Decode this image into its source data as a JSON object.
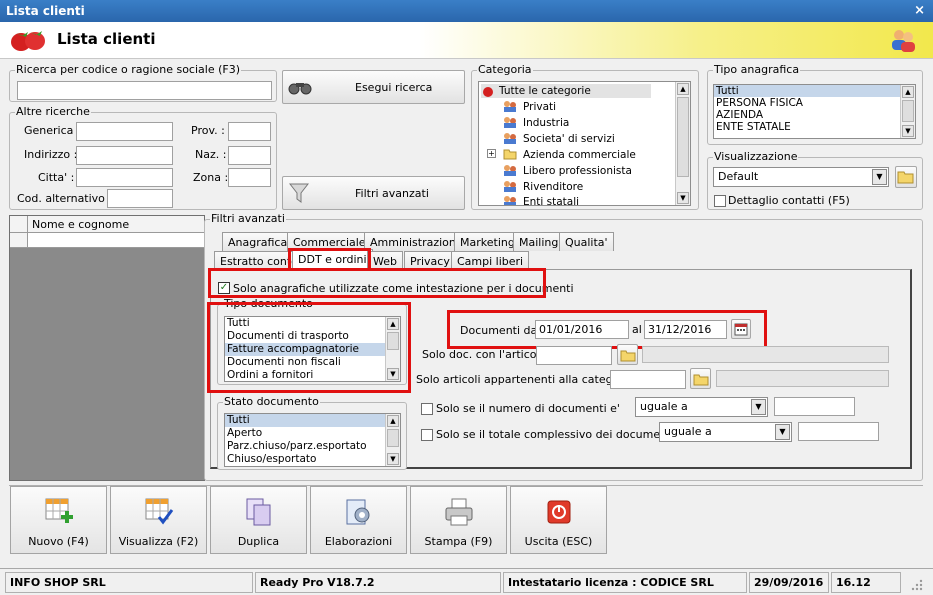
{
  "window": {
    "title": "Lista clienti",
    "close": "×"
  },
  "header": {
    "title": "Lista clienti"
  },
  "search": {
    "label": "Ricerca per codice o ragione sociale (F3)",
    "value": "",
    "button": "Esegui ricerca"
  },
  "altre": {
    "label": "Altre ricerche",
    "generica": "Generica :",
    "prov": "Prov. :",
    "indirizzo": "Indirizzo :",
    "naz": "Naz. :",
    "citta": "Citta' :",
    "zona": "Zona :",
    "cod": "Cod. alternativo :"
  },
  "filtri_button": "Filtri avanzati",
  "categoria": {
    "label": "Categoria",
    "items": [
      "Tutte le categorie",
      "Privati",
      "Industria",
      "Societa' di servizi",
      "Azienda commerciale",
      "Libero professionista",
      "Rivenditore",
      "Enti statali"
    ]
  },
  "tipo": {
    "label": "Tipo anagrafica",
    "items": [
      "Tutti",
      "PERSONA FISICA",
      "AZIENDA",
      "ENTE STATALE"
    ]
  },
  "visualizzazione": {
    "label": "Visualizzazione",
    "value": "Default",
    "dettaglio": "Dettaglio contatti (F5)"
  },
  "grid": {
    "header": "Nome e cognome"
  },
  "filtri": {
    "label": "Filtri avanzati",
    "tabs_row1": [
      "Anagrafica",
      "Commerciale",
      "Amministrazione",
      "Marketing",
      "Mailing",
      "Qualita'"
    ],
    "tabs_row2": [
      "Estratto conto",
      "DDT e ordini",
      "Web",
      "Privacy",
      "Campi liberi"
    ],
    "solo_check": "Solo anagrafiche utilizzate come intestazione per i documenti",
    "tipo_doc": {
      "label": "Tipo documento",
      "items": [
        "Tutti",
        "Documenti di trasporto",
        "Fatture accompagnatorie",
        "Documenti non fiscali",
        "Ordini a fornitori"
      ]
    },
    "stato_doc": {
      "label": "Stato documento",
      "items": [
        "Tutti",
        "Aperto",
        "Parz.chiuso/parz.esportato",
        "Chiuso/esportato"
      ]
    },
    "documenti_dal": "Documenti dal",
    "data_da": "01/01/2016",
    "al": "al",
    "data_a": "31/12/2016",
    "solo_articolo": "Solo doc. con l'articolo",
    "solo_categoria": "Solo articoli appartenenti alla categoria",
    "solo_numero": "Solo se il numero di documenti e'",
    "solo_totale": "Solo se il totale complessivo dei documenti e'",
    "uguale1": "uguale a",
    "uguale2": "uguale a"
  },
  "buttons": [
    "Nuovo (F4)",
    "Visualizza (F2)",
    "Duplica",
    "Elaborazioni",
    "Stampa (F9)",
    "Uscita (ESC)"
  ],
  "status": {
    "company": "INFO SHOP SRL",
    "version": "Ready Pro V18.7.2",
    "licenza": "Intestatario licenza : CODICE SRL",
    "date": "29/09/2016",
    "time": "16.12"
  }
}
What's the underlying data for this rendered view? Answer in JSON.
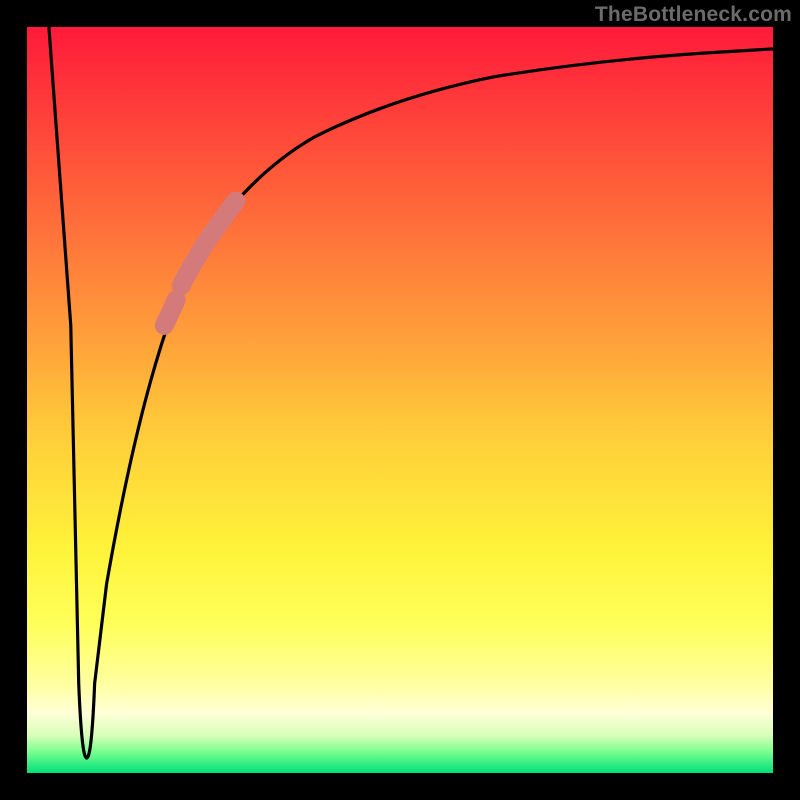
{
  "watermark": "TheBottleneck.com",
  "colors": {
    "frame": "#000000",
    "curve": "#000000",
    "highlight": "#d47a7a",
    "gradient_top": "#ff1a3a",
    "gradient_bottom": "#00e07a"
  },
  "chart_data": {
    "type": "line",
    "title": "",
    "xlabel": "",
    "ylabel": "",
    "xlim": [
      0,
      100
    ],
    "ylim": [
      0,
      100
    ],
    "grid": false,
    "legend": false,
    "series": [
      {
        "name": "bottleneck-curve",
        "x": [
          0,
          3,
          6,
          7,
          8,
          9,
          10,
          12,
          15,
          18,
          20,
          22,
          25,
          28,
          32,
          38,
          45,
          55,
          65,
          80,
          95,
          100
        ],
        "values": [
          100,
          60,
          10,
          2,
          2,
          8,
          18,
          32,
          48,
          58,
          64,
          68,
          73,
          77,
          81,
          85,
          88,
          91,
          93,
          95,
          96.5,
          97
        ]
      },
      {
        "name": "highlight-segment",
        "x": [
          19.5,
          20.5,
          21.5,
          22.5,
          23.5,
          24.5,
          25.5,
          26.5,
          27.5,
          28.5
        ],
        "values": [
          45,
          50,
          54,
          57,
          60,
          63,
          66,
          68,
          70,
          72
        ]
      }
    ],
    "annotations": []
  }
}
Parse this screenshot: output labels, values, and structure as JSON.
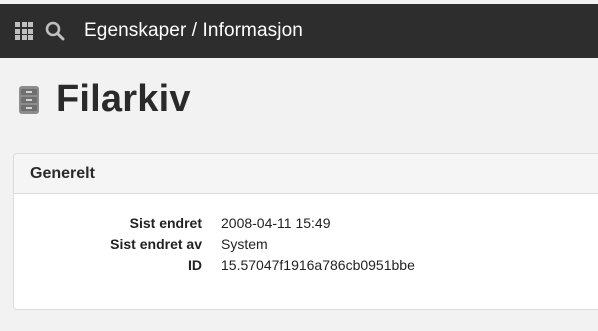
{
  "topbar": {
    "icons": [
      "apps-grid-icon",
      "search-icon"
    ],
    "title": "Egenskaper / Informasjon",
    "background": "#2d2d2d"
  },
  "page": {
    "icon": "file-archive-icon",
    "title": "Filarkiv"
  },
  "panel": {
    "heading": "Generelt",
    "properties": [
      {
        "label": "Sist endret",
        "value": "2008-04-11 15:49"
      },
      {
        "label": "Sist endret av",
        "value": "System"
      },
      {
        "label": "ID",
        "value": "15.57047f1916a786cb0951bbe"
      }
    ]
  }
}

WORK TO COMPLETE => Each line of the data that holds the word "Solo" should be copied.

WRITTEN ANSWER =>
    "solo_check": "Solo anagrafiche utilizzate come intestazione per i documenti",
    "solo_articolo": "Solo doc. con l'articolo",
    "solo_categoria": "Solo articoli appartenenti alla categoria",
    "solo_numero": "Solo se il numero di documenti e'",
    "solo_totale": "Solo se il totale complessivo dei documenti e'",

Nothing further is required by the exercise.